• [Information]:
_ _ _ _

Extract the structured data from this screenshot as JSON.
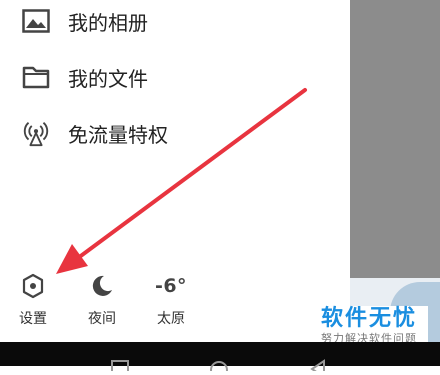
{
  "menu": {
    "items": [
      {
        "label": "我的相册",
        "icon": "image-icon"
      },
      {
        "label": "我的文件",
        "icon": "folder-icon"
      },
      {
        "label": "免流量特权",
        "icon": "broadcast-icon"
      }
    ]
  },
  "bottom_bar": {
    "settings_label": "设置",
    "night_label": "夜间",
    "weather_temp": "-6°",
    "weather_city": "太原"
  },
  "watermark": {
    "main": "软件无忧",
    "sub": "努力解决软件问题"
  },
  "colors": {
    "arrow": "#e8343f",
    "overlay": "#8c8c8c",
    "watermark_blue": "#1a8ee0"
  }
}
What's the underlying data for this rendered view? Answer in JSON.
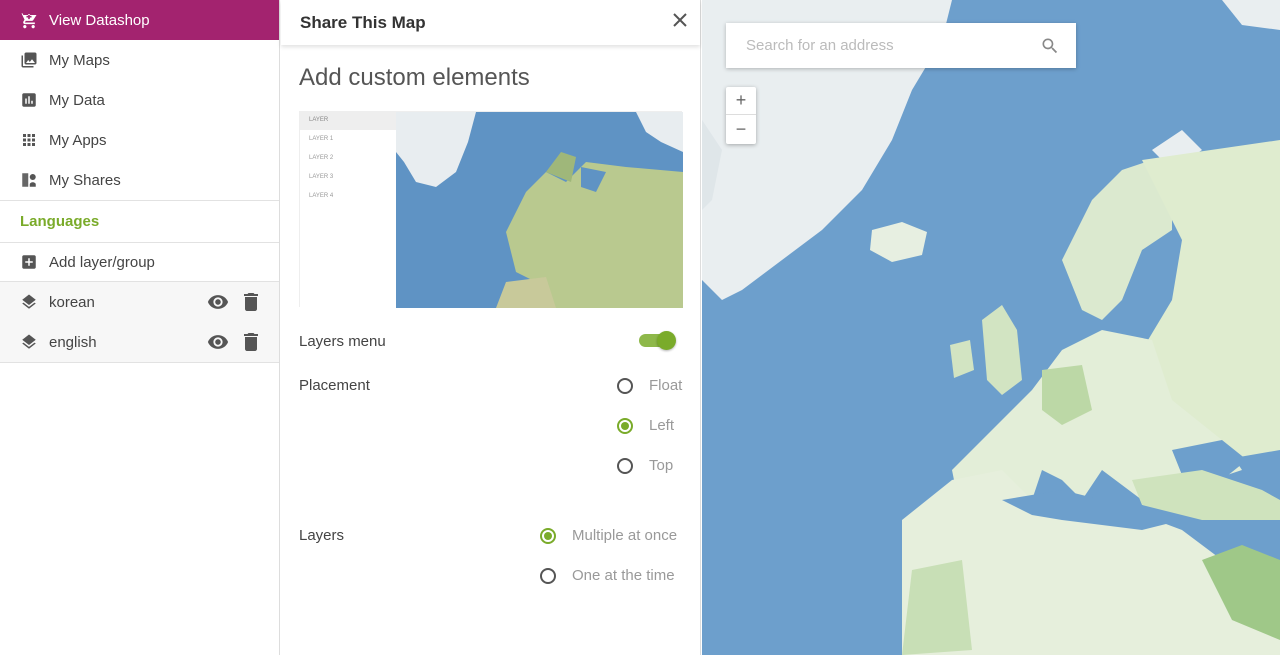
{
  "sidebar": {
    "datashop_label": "View Datashop",
    "nav": [
      {
        "label": "My Maps",
        "icon": "image-icon"
      },
      {
        "label": "My Data",
        "icon": "chart-icon"
      },
      {
        "label": "My Apps",
        "icon": "apps-grid-icon"
      },
      {
        "label": "My Shares",
        "icon": "share-icon"
      }
    ],
    "languages_title": "Languages",
    "add_layer_label": "Add layer/group",
    "layers": [
      {
        "label": "korean"
      },
      {
        "label": "english"
      }
    ]
  },
  "panel": {
    "title": "Share This Map",
    "subtitle": "Add custom elements",
    "preview": {
      "header": "LAYER",
      "items": [
        "LAYER 1",
        "LAYER 2",
        "LAYER 3",
        "LAYER 4"
      ]
    },
    "layers_menu_label": "Layers menu",
    "layers_menu_on": true,
    "placement_label": "Placement",
    "placement_options": [
      "Float",
      "Left",
      "Top"
    ],
    "placement_selected": "Left",
    "layers_label": "Layers",
    "layers_options": [
      "Multiple at once",
      "One at the time"
    ],
    "layers_selected": "Multiple at once"
  },
  "map": {
    "search_placeholder": "Search for an address",
    "zoom_in": "+",
    "zoom_out": "−"
  },
  "colors": {
    "brand": "#a3236f",
    "accent": "#7aab2a",
    "ocean": "#6d9fcc",
    "land": "#dbe9cf"
  }
}
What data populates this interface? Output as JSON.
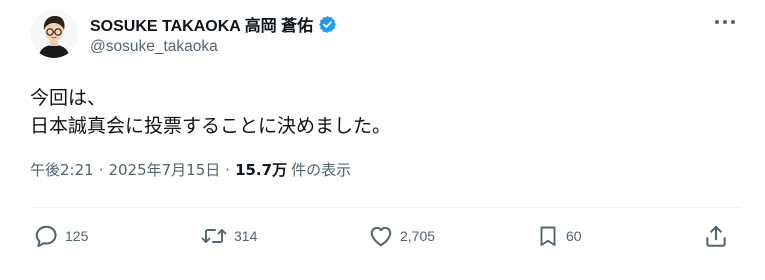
{
  "author": {
    "display_name": "SOSUKE TAKAOKA 高岡 蒼佑",
    "handle": "@sosuke_takaoka",
    "verified": true,
    "verified_color": "#1d9bf0"
  },
  "post": {
    "lines": [
      "今回は、",
      "日本誠真会に投票することに決めました。"
    ]
  },
  "meta": {
    "time": "午後2:21",
    "separator": "·",
    "date": "2025年7月15日",
    "views_count": "15.7万",
    "views_label": "件の表示"
  },
  "actions": {
    "replies": "125",
    "reposts": "314",
    "likes": "2,705",
    "bookmarks": "60"
  },
  "icons": [
    "more-icon",
    "reply-icon",
    "repost-icon",
    "like-icon",
    "bookmark-icon",
    "share-icon",
    "verified-badge-icon"
  ],
  "colors": {
    "text": "#0f1419",
    "secondary": "#536471",
    "divider": "#eff3f4"
  }
}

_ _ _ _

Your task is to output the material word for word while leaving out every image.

• [Result for this exercise]:
Extract the structured data from this screenshot as JSON.
{
  "menu": {
    "items": [
      {
        "label": "我的相册",
        "icon": "image-icon"
      },
      {
        "label": "我的文件",
        "icon": "folder-icon"
      },
      {
        "label": "免流量特权",
        "icon": "broadcast-icon"
      }
    ]
  },
  "bottom_bar": {
    "settings_label": "设置",
    "night_label": "夜间",
    "weather_temp": "-6°",
    "weather_city": "太原"
  },
  "watermark": {
    "main": "软件无忧",
    "sub": "努力解决软件问题"
  },
  "colors": {
    "arrow": "#e8343f",
    "overlay": "#8c8c8c",
    "watermark_blue": "#1a8ee0"
  }
}
What's the underlying data for this rendered view? Answer in JSON.
{
  "sidebar": {
    "datashop_label": "View Datashop",
    "nav": [
      {
        "label": "My Maps",
        "icon": "image-icon"
      },
      {
        "label": "My Data",
        "icon": "chart-icon"
      },
      {
        "label": "My Apps",
        "icon": "apps-grid-icon"
      },
      {
        "label": "My Shares",
        "icon": "share-icon"
      }
    ],
    "languages_title": "Languages",
    "add_layer_label": "Add layer/group",
    "layers": [
      {
        "label": "korean"
      },
      {
        "label": "english"
      }
    ]
  },
  "panel": {
    "title": "Share This Map",
    "subtitle": "Add custom elements",
    "preview": {
      "header": "LAYER",
      "items": [
        "LAYER 1",
        "LAYER 2",
        "LAYER 3",
        "LAYER 4"
      ]
    },
    "layers_menu_label": "Layers menu",
    "layers_menu_on": true,
    "placement_label": "Placement",
    "placement_options": [
      "Float",
      "Left",
      "Top"
    ],
    "placement_selected": "Left",
    "layers_label": "Layers",
    "layers_options": [
      "Multiple at once",
      "One at the time"
    ],
    "layers_selected": "Multiple at once"
  },
  "map": {
    "search_placeholder": "Search for an address",
    "zoom_in": "+",
    "zoom_out": "−"
  },
  "colors": {
    "brand": "#a3236f",
    "accent": "#7aab2a",
    "ocean": "#6d9fcc",
    "land": "#dbe9cf"
  }
}
What data populates this interface? Output as JSON.
{
  "author": {
    "display_name": "SOSUKE TAKAOKA 高岡 蒼佑",
    "handle": "@sosuke_takaoka",
    "verified": true,
    "verified_color": "#1d9bf0"
  },
  "post": {
    "lines": [
      "今回は、",
      "日本誠真会に投票することに決めました。"
    ]
  },
  "meta": {
    "time": "午後2:21",
    "separator": "·",
    "date": "2025年7月15日",
    "views_count": "15.7万",
    "views_label": "件の表示"
  },
  "actions": {
    "replies": "125",
    "reposts": "314",
    "likes": "2,705",
    "bookmarks": "60"
  },
  "icons": [
    "more-icon",
    "reply-icon",
    "repost-icon",
    "like-icon",
    "bookmark-icon",
    "share-icon",
    "verified-badge-icon"
  ],
  "colors": {
    "text": "#0f1419",
    "secondary": "#536471",
    "divider": "#eff3f4"
  }
}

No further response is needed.